Page and application data records:
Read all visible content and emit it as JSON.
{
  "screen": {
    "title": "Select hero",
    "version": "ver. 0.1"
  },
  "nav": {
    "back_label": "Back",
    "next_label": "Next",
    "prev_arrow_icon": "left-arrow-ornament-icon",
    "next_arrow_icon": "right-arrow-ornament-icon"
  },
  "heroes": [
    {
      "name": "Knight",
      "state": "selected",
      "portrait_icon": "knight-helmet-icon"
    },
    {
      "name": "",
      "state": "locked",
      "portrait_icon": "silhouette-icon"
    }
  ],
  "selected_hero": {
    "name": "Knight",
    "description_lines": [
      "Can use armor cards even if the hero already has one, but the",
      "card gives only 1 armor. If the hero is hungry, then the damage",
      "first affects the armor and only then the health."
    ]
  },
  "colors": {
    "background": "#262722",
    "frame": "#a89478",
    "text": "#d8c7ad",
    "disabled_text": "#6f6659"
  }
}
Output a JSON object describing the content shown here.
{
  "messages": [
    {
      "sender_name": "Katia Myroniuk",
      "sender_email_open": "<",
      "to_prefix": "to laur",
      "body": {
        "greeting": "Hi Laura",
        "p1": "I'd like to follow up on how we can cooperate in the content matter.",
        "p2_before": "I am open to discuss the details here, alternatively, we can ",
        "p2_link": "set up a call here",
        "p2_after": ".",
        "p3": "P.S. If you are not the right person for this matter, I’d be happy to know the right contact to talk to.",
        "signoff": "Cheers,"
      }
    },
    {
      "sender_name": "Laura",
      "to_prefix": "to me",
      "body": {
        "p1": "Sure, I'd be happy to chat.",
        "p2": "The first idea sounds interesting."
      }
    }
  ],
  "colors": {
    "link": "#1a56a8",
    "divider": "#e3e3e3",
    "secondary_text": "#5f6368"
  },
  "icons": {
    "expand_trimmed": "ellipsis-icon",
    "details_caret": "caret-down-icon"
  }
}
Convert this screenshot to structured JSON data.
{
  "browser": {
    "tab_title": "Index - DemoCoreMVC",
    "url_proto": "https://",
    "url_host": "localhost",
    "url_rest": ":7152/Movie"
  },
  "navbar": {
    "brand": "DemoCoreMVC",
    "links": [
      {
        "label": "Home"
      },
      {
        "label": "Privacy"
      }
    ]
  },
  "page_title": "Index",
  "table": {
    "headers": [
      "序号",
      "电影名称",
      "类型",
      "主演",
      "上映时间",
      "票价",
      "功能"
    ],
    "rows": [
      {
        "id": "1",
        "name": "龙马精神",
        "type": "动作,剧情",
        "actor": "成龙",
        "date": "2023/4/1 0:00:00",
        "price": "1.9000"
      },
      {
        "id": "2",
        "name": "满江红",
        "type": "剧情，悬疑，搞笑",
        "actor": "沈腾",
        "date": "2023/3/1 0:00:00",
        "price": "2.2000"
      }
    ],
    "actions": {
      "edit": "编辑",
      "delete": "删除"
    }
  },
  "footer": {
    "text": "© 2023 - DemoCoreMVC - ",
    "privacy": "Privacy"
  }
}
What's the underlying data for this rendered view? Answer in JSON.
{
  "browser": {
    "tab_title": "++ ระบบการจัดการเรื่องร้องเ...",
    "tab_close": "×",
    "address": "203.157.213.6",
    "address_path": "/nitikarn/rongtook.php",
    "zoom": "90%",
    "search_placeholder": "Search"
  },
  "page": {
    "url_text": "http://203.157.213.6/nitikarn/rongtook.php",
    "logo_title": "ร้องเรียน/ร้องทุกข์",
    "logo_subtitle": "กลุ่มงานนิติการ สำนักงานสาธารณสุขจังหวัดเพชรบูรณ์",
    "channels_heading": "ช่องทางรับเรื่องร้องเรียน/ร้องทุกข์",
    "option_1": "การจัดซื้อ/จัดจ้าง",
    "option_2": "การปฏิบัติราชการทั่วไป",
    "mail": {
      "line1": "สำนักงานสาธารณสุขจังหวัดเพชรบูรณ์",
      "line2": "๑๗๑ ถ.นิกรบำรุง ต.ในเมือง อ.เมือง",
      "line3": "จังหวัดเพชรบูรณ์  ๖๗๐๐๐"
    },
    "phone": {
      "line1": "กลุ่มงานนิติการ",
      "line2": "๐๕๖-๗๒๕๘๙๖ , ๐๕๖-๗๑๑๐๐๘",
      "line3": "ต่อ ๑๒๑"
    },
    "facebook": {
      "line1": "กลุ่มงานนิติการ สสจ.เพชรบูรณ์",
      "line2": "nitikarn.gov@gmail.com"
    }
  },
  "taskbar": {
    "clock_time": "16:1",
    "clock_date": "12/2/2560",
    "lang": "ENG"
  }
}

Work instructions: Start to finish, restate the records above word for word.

Written answer:
Read all visible content and emit it as JSON.
{
  "screen": {
    "title": "Select hero",
    "version": "ver. 0.1"
  },
  "nav": {
    "back_label": "Back",
    "next_label": "Next",
    "prev_arrow_icon": "left-arrow-ornament-icon",
    "next_arrow_icon": "right-arrow-ornament-icon"
  },
  "heroes": [
    {
      "name": "Knight",
      "state": "selected",
      "portrait_icon": "knight-helmet-icon"
    },
    {
      "name": "",
      "state": "locked",
      "portrait_icon": "silhouette-icon"
    }
  ],
  "selected_hero": {
    "name": "Knight",
    "description_lines": [
      "Can use armor cards even if the hero already has one, but the",
      "card gives only 1 armor. If the hero is hungry, then the damage",
      "first affects the armor and only then the health."
    ]
  },
  "colors": {
    "background": "#262722",
    "frame": "#a89478",
    "text": "#d8c7ad",
    "disabled_text": "#6f6659"
  }
}
Output a JSON object describing the content shown here.
{
  "messages": [
    {
      "sender_name": "Katia Myroniuk",
      "sender_email_open": "<",
      "to_prefix": "to laur",
      "body": {
        "greeting": "Hi Laura",
        "p1": "I'd like to follow up on how we can cooperate in the content matter.",
        "p2_before": "I am open to discuss the details here, alternatively, we can ",
        "p2_link": "set up a call here",
        "p2_after": ".",
        "p3": "P.S. If you are not the right person for this matter, I’d be happy to know the right contact to talk to.",
        "signoff": "Cheers,"
      }
    },
    {
      "sender_name": "Laura",
      "to_prefix": "to me",
      "body": {
        "p1": "Sure, I'd be happy to chat.",
        "p2": "The first idea sounds interesting."
      }
    }
  ],
  "colors": {
    "link": "#1a56a8",
    "divider": "#e3e3e3",
    "secondary_text": "#5f6368"
  },
  "icons": {
    "expand_trimmed": "ellipsis-icon",
    "details_caret": "caret-down-icon"
  }
}
Convert this screenshot to structured JSON data.
{
  "browser": {
    "tab_title": "Index - DemoCoreMVC",
    "url_proto": "https://",
    "url_host": "localhost",
    "url_rest": ":7152/Movie"
  },
  "navbar": {
    "brand": "DemoCoreMVC",
    "links": [
      {
        "label": "Home"
      },
      {
        "label": "Privacy"
      }
    ]
  },
  "page_title": "Index",
  "table": {
    "headers": [
      "序号",
      "电影名称",
      "类型",
      "主演",
      "上映时间",
      "票价",
      "功能"
    ],
    "rows": [
      {
        "id": "1",
        "name": "龙马精神",
        "type": "动作,剧情",
        "actor": "成龙",
        "date": "2023/4/1 0:00:00",
        "price": "1.9000"
      },
      {
        "id": "2",
        "name": "满江红",
        "type": "剧情，悬疑，搞笑",
        "actor": "沈腾",
        "date": "2023/3/1 0:00:00",
        "price": "2.2000"
      }
    ],
    "actions": {
      "edit": "编辑",
      "delete": "删除"
    }
  },
  "footer": {
    "text": "© 2023 - DemoCoreMVC - ",
    "privacy": "Privacy"
  }
}
What's the underlying data for this rendered view? Answer in JSON.
{
  "browser": {
    "tab_title": "++ ระบบการจัดการเรื่องร้องเ...",
    "tab_close": "×",
    "address": "203.157.213.6",
    "address_path": "/nitikarn/rongtook.php",
    "zoom": "90%",
    "search_placeholder": "Search"
  },
  "page": {
    "url_text": "http://203.157.213.6/nitikarn/rongtook.php",
    "logo_title": "ร้องเรียน/ร้องทุกข์",
    "logo_subtitle": "กลุ่มงานนิติการ สำนักงานสาธารณสุขจังหวัดเพชรบูรณ์",
    "channels_heading": "ช่องทางรับเรื่องร้องเรียน/ร้องทุกข์",
    "option_1": "การจัดซื้อ/จัดจ้าง",
    "option_2": "การปฏิบัติราชการทั่วไป",
    "mail": {
      "line1": "สำนักงานสาธารณสุขจังหวัดเพชรบูรณ์",
      "line2": "๑๗๑ ถ.นิกรบำรุง ต.ในเมือง อ.เมือง",
      "line3": "จังหวัดเพชรบูรณ์  ๖๗๐๐๐"
    },
    "phone": {
      "line1": "กลุ่มงานนิติการ",
      "line2": "๐๕๖-๗๒๕๘๙๖ , ๐๕๖-๗๑๑๐๐๘",
      "line3": "ต่อ ๑๒๑"
    },
    "facebook": {
      "line1": "กลุ่มงานนิติการ สสจ.เพชรบูรณ์",
      "line2": "nitikarn.gov@gmail.com"
    }
  },
  "taskbar": {
    "clock_time": "16:1",
    "clock_date": "12/2/2560",
    "lang": "ENG"
  }
}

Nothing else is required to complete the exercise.